Peter Nelson

Date of Award:


Document Type:


Degree Name:

Master of Arts (MA)


Plants, Soils, and Climate


George Stewart


The results presented in this paper are from data accumulated by a study of the F3 generation of a cross between the two varieties, Sevier and New Zealand wheat. This cross was made during the summer of 1920 by Professor George Stewart with the object of combining the high-yielding power of Sevier with the strong straw of New Zealand. In the fall of 1922 the problem was assigned to me, at which time I selected about 150 superior plants, possessing the desired characteristics, at least so far as appearance was concerned. Since then these plants and the F3 generation have been studied mainly with the object of finding out whether size characters behave in Mendelian fashion or not. Other characters received attention incidentally, and will also be reported briefly.

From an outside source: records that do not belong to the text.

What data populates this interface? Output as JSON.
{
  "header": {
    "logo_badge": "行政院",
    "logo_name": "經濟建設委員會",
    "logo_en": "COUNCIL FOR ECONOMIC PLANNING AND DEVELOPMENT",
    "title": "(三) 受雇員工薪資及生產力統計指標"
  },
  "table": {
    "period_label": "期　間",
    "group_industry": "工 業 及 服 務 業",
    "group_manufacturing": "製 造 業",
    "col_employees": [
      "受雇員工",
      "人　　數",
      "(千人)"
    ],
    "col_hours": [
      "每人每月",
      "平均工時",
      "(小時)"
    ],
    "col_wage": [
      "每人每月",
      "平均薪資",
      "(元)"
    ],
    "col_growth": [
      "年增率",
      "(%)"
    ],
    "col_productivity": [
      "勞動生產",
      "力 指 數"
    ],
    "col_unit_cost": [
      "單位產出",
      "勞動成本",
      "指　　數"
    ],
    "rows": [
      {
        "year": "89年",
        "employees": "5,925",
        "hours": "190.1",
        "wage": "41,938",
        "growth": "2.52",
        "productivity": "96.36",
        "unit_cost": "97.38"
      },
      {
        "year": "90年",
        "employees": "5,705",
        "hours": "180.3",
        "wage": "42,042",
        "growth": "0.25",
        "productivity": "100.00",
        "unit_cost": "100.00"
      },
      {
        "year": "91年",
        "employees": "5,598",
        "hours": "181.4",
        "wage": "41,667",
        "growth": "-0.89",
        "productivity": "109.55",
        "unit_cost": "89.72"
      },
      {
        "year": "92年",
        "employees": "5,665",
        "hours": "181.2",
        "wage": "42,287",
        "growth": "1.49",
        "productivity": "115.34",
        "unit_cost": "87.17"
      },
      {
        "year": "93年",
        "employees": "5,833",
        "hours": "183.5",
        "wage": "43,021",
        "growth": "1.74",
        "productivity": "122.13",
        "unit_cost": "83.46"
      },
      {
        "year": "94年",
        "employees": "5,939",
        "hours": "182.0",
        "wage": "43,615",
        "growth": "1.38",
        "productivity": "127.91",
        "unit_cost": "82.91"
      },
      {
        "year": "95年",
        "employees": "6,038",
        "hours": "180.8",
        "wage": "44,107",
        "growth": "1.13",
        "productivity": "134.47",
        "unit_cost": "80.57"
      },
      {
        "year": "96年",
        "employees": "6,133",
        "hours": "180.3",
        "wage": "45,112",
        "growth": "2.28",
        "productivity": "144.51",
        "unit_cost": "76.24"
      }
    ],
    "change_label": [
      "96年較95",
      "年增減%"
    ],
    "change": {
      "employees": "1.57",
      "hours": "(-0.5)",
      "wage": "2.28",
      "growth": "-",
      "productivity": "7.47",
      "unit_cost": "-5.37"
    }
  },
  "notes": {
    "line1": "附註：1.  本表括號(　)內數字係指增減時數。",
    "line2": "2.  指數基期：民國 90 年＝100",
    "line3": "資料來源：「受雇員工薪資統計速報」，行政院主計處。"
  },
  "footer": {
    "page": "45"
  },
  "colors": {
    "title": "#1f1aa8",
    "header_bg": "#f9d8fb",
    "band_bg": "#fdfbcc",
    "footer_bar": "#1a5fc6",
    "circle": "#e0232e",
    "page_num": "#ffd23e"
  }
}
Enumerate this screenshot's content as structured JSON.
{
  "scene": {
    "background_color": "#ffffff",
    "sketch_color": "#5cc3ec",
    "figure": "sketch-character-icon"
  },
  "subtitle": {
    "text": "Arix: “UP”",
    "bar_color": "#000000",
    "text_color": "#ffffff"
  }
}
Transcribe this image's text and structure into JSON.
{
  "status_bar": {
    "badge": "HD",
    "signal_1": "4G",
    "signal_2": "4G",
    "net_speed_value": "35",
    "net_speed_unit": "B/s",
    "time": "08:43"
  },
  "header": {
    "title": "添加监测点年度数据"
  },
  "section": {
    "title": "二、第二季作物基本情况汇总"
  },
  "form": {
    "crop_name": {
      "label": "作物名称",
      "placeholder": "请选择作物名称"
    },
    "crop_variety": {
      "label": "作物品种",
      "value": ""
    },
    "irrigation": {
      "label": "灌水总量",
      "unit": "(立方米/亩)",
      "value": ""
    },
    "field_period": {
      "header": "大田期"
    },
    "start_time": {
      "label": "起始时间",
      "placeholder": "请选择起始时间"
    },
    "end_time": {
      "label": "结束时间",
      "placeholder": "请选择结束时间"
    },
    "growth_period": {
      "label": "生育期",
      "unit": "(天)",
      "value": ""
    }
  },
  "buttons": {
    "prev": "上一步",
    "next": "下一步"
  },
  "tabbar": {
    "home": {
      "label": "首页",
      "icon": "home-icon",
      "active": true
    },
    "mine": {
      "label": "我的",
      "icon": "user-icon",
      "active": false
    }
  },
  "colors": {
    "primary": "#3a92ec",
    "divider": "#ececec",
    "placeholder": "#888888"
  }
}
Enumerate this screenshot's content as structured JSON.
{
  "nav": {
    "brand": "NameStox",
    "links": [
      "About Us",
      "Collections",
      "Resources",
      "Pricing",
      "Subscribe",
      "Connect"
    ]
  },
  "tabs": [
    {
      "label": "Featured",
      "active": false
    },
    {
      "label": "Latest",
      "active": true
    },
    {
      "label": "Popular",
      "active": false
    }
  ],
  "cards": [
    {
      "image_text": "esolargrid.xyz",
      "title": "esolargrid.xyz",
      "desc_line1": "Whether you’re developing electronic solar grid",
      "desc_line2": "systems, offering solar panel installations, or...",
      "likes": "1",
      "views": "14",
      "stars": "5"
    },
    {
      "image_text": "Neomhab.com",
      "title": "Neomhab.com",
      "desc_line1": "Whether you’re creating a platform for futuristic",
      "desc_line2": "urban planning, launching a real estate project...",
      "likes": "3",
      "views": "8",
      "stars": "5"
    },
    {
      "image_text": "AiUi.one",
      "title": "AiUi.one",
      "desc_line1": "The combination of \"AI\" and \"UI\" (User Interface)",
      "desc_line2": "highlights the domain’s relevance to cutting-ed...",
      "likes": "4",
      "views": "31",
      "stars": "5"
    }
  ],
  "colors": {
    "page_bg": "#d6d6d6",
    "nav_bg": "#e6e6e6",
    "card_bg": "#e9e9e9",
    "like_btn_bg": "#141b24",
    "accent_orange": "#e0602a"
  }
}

To study a variable problem with any degree of accuracy there must of necessity be a definite means by which variations may be measured. Size differences in straw are extremely difficult of measurement, and measurements at best can only be approximations. It was decided, therefore, to make a careful study of size variations in wheat heads, and only estimate straw strength.

The study of this problem is valuable for two main reasons:

1. If high-yielding power and straw strength can be combined from two different varieties it is worth knowing because of the economic value of such a combination. From this point of view the original object of the cross under discussion itself justifies the investigation.

2. Since it is not a definitely settled question as to whether heritable size fluctuations behave according to the principles of Mendelism the problem has both interest and value from the point of view of genetics.